We can attribute Lithium Americas stock's powerful performance last month to two key catalysts.

First, shares popped 29.7% in the two-day period following the Jan. 5 Senate runoff elections in Georgia. The wins by the two Democrats meant that the party wrestled control of the U.S. Senate from Republicans. With the White House and both chambers of Congress all under Democratic control, investors are optimistic about the potential for progress on the renewable energy/climate change front. Lithium is needed to produce the batteries that power electric vehicles (EVs).

Shares popped 30.6% on Jan. 19, which was the first trading day following the company's announcement of a key milestone that moved its Thacker Pass lithium project in Nevada a step closer to the commercialization stage. After the market close on Jan. 15, the company shared the news that the U.S. Bureau of Land Management issued a Record of Decision for this project following completion of the National Environmental Policy Act process.

What's next? According to the press release, "Applications for key state permits and water rights transfers have been submitted, with results expected later this year."

LAC Chart

Data by YCharts.

Now what

Lithium Americas' future is looking more promising thanks to the two catalysts covered in this article. That said, as I have written previously, the stock "remains speculative since the company isn't yet mining any lithium for commercial sale. So, only investors who are quite risk-tolerant should consider buying it."

Investors who are interested in the lithium space, but want to bet on a well-established company might consider Albemarle, Sociedad Quimica y Minera (SQM), or Livent. Albemarle and Livent are U.S.-based, while SQM is headquartered in Chile; Livent is the only pure play on lithium of the three companies.

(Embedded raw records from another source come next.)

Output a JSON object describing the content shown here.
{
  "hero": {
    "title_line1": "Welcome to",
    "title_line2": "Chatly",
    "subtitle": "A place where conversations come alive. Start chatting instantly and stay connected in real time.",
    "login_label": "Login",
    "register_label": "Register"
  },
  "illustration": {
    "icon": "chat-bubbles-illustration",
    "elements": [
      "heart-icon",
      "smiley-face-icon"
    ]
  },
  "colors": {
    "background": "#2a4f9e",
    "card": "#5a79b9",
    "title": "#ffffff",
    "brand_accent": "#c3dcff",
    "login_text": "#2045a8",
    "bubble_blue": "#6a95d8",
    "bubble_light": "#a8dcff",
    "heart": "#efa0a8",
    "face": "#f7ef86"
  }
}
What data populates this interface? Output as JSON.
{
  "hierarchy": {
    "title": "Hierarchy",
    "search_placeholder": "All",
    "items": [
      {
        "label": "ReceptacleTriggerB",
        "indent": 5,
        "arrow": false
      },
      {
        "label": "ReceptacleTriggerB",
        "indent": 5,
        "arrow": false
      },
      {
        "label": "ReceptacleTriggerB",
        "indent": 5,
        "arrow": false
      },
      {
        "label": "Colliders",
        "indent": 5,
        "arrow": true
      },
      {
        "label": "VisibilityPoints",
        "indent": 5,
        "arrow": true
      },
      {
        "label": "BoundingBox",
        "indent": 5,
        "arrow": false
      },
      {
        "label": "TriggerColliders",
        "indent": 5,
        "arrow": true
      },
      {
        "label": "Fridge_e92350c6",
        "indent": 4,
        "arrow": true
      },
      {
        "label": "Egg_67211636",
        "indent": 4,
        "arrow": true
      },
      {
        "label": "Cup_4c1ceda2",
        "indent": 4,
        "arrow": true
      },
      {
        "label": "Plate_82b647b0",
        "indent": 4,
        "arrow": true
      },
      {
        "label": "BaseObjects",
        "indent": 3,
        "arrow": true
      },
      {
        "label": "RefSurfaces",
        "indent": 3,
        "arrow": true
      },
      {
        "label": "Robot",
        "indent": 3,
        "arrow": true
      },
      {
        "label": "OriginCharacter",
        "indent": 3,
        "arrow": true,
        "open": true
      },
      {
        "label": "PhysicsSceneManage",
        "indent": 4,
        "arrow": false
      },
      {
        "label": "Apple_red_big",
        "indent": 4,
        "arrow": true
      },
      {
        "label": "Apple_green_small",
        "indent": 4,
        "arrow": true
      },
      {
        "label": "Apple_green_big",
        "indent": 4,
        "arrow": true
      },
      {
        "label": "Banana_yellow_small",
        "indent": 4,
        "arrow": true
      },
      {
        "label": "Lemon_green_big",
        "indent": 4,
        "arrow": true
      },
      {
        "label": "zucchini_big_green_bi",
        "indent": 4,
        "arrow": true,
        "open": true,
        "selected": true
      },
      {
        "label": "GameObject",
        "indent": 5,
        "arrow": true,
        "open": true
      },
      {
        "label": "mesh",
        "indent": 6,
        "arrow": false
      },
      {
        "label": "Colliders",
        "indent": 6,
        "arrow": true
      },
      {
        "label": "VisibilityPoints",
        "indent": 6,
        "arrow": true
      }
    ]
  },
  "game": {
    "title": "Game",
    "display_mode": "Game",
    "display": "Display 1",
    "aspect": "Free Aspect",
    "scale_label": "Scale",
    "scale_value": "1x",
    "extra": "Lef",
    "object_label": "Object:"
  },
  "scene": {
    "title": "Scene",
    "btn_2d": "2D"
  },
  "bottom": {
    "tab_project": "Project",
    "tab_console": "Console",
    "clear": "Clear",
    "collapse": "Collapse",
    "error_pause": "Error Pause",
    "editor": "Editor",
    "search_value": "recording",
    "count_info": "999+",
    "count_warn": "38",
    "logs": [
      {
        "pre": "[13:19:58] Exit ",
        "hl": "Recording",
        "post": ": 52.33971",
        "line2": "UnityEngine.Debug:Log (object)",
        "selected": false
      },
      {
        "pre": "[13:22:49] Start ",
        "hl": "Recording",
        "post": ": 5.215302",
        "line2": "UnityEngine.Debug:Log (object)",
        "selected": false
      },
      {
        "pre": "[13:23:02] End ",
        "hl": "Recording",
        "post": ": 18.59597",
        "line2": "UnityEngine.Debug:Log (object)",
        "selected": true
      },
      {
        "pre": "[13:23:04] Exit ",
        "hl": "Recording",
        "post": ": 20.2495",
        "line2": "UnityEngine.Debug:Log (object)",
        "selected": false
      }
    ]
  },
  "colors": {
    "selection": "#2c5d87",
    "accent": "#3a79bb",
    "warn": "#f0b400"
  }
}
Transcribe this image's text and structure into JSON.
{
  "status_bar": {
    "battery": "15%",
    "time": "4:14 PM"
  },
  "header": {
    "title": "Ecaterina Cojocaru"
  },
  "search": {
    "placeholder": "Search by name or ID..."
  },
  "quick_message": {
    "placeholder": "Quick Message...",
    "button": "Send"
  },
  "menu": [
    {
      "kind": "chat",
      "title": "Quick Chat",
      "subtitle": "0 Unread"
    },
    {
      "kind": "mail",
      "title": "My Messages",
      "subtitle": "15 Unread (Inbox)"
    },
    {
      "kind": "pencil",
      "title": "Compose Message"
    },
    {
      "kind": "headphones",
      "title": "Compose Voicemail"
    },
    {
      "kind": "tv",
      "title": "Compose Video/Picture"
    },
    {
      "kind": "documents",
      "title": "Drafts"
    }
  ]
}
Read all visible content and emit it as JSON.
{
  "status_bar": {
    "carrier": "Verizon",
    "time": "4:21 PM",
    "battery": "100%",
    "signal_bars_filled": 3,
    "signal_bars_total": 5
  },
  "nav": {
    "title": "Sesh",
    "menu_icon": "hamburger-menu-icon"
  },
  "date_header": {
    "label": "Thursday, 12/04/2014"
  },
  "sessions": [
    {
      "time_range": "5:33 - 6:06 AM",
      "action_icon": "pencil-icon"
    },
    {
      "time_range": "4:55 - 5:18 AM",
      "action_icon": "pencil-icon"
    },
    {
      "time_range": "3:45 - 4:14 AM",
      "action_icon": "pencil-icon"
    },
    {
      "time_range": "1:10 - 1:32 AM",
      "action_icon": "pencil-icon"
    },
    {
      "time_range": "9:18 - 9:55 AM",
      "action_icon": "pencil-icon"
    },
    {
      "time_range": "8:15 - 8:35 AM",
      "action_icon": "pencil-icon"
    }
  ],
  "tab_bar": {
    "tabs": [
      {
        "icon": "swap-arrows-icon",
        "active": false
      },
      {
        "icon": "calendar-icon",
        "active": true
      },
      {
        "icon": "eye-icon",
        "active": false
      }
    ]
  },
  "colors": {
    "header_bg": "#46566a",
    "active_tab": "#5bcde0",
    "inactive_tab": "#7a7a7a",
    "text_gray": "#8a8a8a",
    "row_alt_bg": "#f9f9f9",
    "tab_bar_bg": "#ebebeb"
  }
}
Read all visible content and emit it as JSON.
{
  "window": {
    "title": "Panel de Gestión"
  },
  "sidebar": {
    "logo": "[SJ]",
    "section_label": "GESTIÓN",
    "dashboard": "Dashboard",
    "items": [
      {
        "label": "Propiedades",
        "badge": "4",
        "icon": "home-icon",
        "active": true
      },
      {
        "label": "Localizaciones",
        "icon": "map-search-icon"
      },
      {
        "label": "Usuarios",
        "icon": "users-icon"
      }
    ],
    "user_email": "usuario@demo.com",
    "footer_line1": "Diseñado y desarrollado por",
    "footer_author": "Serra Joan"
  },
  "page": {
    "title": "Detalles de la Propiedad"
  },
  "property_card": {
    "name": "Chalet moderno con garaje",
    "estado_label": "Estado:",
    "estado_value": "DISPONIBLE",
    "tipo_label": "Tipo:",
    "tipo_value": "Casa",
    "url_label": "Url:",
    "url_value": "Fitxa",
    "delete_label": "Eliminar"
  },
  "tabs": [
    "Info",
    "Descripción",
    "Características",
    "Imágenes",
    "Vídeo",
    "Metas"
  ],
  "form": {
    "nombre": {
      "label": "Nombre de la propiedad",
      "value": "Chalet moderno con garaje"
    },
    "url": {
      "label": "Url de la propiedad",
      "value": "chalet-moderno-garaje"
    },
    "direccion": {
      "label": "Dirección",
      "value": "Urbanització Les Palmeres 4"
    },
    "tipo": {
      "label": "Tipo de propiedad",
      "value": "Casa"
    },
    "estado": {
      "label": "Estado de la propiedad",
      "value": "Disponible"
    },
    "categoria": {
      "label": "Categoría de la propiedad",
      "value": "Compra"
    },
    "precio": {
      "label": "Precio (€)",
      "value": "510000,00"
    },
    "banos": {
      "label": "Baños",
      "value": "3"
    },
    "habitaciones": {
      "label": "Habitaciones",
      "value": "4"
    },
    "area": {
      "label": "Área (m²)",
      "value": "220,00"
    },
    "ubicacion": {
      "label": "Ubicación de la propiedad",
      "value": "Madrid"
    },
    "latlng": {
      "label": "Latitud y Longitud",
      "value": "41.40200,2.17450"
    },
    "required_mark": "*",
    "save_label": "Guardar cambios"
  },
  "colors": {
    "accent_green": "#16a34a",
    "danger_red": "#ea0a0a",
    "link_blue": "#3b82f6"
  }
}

This article represents the opinion of the writer, who may disagree with the “official” recommendation position of a Motley Fool premium advisory service. We’re motley! Questioning an investing thesis -- even one of our own -- helps us all think critically about investing and make decisions that help us become smarter, happier, and richer.